The IO-520 and -550 series engines have a compression ratio of 8.5:1 while the TSIO-520 has a compression ratio of 7.5:1. The reduction in compression ratio is required to protect the engine due to the elevated turbocharger compressor discharge air temperatures that are pumped into the engine air inlet at high power settings.
Secondly, the IO-550 engines do not have a five-minute max power restriction like the 520 series engines and since the power numbers are true in accordance with the requirement of FAR 33, the owners I know who have elected to ditch the turbo system and upgrade to the IO-550 have not been disappointed.
Do the numbers
The costs of any upgrade should be considered whenever it’s time to overhaul or replace an existing engine. Upcharges are likely when exchanging a 520 for a 550 series engine. There may also be upcharges if the exchange engine is an older-style light case and/or the crankshaft is a non-VAR crank. (“VAR” is short for vacuum arc remelting, a secondary melting process used in high value applications to improve the quality of the metal. —Ed.)
All of the upgrades listed above will provide both technical and operational improvements for your 206. Powerplant upgrade options range from a straight engine upgrade to the 550, on to the Vitatoe crossflow cylinder swap on an existing 520 or 550 series engine, and finishing up through the 310 hp Atlantic Aero IO-550-N.
Each of these companies offers its own package of benefits to buyers. And there’s no need to go to one shop for the engine and then on to another one for the prop, etc.—all of these shops can put together and install the upgrades as a complete package.

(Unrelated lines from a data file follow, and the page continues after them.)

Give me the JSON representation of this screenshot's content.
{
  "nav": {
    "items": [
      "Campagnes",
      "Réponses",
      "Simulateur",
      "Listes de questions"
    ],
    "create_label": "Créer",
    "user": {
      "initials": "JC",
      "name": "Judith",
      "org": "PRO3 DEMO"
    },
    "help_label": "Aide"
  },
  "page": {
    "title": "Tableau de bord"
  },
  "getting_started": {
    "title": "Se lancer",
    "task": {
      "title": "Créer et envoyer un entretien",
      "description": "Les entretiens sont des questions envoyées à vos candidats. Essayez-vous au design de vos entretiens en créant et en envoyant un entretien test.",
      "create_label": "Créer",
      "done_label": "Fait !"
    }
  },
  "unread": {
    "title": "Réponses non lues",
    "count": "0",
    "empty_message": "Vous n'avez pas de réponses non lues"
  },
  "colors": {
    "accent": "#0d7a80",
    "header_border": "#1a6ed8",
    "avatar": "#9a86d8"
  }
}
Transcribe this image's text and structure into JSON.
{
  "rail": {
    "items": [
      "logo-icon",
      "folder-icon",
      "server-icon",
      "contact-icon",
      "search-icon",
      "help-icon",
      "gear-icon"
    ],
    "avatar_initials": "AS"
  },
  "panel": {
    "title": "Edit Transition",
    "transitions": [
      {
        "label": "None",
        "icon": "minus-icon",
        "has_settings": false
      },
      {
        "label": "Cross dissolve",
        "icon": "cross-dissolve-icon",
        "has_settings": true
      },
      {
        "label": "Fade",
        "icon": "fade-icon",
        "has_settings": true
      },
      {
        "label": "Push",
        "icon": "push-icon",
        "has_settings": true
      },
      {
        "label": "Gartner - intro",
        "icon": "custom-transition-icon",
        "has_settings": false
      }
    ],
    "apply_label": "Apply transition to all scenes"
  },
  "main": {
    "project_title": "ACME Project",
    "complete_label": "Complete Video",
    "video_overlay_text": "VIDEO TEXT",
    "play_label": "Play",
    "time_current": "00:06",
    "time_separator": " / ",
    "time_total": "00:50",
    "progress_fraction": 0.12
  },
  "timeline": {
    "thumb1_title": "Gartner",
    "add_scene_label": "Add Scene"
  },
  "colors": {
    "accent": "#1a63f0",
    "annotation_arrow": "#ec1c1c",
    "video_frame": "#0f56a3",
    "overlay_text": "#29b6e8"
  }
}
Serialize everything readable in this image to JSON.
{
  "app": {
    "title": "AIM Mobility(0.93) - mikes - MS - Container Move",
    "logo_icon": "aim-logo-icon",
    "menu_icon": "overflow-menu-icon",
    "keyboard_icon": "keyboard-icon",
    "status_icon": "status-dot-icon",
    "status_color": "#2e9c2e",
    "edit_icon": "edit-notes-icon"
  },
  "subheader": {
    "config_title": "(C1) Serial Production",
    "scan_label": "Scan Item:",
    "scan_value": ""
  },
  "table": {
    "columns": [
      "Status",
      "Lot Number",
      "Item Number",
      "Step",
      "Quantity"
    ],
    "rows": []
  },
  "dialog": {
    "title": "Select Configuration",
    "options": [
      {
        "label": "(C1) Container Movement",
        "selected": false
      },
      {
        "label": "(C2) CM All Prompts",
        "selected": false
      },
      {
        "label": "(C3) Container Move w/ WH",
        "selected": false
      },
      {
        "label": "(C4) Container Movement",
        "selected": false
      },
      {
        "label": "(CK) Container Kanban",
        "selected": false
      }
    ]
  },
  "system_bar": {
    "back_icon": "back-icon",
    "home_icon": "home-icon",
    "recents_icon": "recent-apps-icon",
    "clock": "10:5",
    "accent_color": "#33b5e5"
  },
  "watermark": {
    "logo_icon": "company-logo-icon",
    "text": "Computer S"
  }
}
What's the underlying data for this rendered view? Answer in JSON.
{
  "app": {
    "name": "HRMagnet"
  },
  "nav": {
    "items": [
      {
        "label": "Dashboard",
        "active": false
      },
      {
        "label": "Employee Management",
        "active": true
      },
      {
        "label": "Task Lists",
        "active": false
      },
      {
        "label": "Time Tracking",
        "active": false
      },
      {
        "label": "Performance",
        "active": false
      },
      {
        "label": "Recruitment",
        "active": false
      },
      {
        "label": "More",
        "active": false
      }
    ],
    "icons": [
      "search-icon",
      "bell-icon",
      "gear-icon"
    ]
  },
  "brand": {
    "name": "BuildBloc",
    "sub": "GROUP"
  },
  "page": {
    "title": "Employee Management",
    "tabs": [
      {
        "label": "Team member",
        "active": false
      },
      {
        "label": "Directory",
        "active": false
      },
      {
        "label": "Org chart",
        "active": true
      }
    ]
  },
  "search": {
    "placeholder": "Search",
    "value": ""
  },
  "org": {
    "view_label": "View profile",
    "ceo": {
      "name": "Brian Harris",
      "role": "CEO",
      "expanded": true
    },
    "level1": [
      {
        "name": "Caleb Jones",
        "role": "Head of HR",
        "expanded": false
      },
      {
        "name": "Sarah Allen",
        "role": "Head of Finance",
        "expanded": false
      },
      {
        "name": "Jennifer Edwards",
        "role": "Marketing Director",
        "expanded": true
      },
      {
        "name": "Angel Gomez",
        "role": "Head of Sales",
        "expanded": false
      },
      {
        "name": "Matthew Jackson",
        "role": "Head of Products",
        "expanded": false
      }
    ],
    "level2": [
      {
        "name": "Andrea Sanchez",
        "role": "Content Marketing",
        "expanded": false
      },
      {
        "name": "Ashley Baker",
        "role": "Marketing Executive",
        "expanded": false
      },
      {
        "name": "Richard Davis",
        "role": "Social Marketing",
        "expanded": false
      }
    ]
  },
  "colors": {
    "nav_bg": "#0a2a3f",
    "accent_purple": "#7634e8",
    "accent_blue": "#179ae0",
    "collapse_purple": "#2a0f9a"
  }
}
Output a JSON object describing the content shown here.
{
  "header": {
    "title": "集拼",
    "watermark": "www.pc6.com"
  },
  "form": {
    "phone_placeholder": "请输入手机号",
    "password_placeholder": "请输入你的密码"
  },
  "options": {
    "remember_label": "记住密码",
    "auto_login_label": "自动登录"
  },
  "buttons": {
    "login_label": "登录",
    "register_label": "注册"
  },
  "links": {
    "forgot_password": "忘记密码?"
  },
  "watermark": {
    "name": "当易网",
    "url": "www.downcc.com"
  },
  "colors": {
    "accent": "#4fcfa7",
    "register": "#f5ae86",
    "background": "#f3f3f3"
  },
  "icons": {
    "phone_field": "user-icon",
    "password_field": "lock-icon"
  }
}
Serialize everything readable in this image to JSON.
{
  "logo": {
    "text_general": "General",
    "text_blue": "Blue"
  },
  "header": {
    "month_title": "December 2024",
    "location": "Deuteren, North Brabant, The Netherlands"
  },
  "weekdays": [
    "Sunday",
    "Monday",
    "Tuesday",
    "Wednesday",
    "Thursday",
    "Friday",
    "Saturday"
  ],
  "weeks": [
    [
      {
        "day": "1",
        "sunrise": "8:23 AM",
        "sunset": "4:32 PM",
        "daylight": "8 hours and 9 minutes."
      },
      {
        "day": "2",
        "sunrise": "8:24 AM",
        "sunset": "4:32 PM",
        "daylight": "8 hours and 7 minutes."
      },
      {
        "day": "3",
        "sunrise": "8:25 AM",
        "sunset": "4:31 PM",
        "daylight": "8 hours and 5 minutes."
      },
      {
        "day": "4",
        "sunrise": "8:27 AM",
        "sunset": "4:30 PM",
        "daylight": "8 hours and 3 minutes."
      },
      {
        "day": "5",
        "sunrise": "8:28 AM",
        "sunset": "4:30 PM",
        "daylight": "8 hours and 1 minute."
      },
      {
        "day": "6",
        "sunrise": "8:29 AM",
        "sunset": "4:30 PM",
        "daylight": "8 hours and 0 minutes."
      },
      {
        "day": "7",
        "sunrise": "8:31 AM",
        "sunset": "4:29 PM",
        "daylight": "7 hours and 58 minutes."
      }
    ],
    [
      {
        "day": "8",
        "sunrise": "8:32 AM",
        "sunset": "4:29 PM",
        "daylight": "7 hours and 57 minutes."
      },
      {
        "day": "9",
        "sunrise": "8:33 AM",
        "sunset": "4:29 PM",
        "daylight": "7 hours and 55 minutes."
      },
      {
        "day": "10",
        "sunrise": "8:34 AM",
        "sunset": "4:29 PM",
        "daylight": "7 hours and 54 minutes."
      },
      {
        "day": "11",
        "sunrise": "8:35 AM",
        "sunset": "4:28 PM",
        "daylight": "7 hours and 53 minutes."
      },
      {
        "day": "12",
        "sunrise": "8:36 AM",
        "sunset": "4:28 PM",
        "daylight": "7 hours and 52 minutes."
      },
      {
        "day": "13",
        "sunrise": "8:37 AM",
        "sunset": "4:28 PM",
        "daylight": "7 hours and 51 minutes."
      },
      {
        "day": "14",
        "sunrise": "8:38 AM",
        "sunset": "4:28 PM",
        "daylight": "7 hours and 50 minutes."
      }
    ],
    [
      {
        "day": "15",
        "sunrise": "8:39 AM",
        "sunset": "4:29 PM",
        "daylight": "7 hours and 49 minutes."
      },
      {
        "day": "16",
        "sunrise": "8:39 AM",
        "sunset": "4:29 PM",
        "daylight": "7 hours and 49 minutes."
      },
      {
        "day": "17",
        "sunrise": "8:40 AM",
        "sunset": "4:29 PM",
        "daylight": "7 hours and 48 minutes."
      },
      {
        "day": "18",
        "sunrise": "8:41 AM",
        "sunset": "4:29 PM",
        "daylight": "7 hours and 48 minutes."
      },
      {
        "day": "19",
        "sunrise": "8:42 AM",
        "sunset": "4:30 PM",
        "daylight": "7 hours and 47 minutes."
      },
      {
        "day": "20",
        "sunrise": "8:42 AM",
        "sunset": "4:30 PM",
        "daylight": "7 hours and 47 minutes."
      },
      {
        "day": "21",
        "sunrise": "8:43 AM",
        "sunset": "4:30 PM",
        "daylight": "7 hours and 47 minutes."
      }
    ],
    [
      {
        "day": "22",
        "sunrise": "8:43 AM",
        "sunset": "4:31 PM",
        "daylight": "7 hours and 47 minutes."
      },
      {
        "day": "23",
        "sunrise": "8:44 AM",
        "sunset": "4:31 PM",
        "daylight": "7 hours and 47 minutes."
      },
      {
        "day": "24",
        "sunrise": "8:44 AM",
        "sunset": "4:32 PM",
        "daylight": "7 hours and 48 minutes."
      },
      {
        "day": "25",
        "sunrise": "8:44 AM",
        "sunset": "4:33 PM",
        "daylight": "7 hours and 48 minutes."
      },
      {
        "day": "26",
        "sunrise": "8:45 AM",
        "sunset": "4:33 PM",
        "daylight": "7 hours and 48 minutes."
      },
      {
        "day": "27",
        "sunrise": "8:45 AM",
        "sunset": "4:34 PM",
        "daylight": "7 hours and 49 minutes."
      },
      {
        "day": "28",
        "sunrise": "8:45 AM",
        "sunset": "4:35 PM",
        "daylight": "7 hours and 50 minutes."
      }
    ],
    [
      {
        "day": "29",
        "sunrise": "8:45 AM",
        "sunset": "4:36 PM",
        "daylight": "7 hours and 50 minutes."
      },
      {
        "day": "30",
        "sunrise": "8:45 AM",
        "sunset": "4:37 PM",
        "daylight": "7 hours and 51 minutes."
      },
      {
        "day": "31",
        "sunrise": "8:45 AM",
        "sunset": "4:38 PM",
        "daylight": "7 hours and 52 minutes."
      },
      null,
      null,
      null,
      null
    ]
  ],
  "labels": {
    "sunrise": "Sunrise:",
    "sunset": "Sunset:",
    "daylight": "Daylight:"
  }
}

Be sure to ask about core charges, upgrade charges, freight costs, kit contents and propeller options when putting together your ultimate 206 upgrade package.
|Atlantic Aero, Inc.||atlantic-aero.com|
|Davis Aviation Services, Inc.||davisaviationservices.net|
|RAM Aircraft, LP||ramaircraft.com|
|Texas Skyways, Inc.||txskyways.com|
|Vitatoe Aviation, LLC||vitatoeaviation.com|
Published in 205/206/207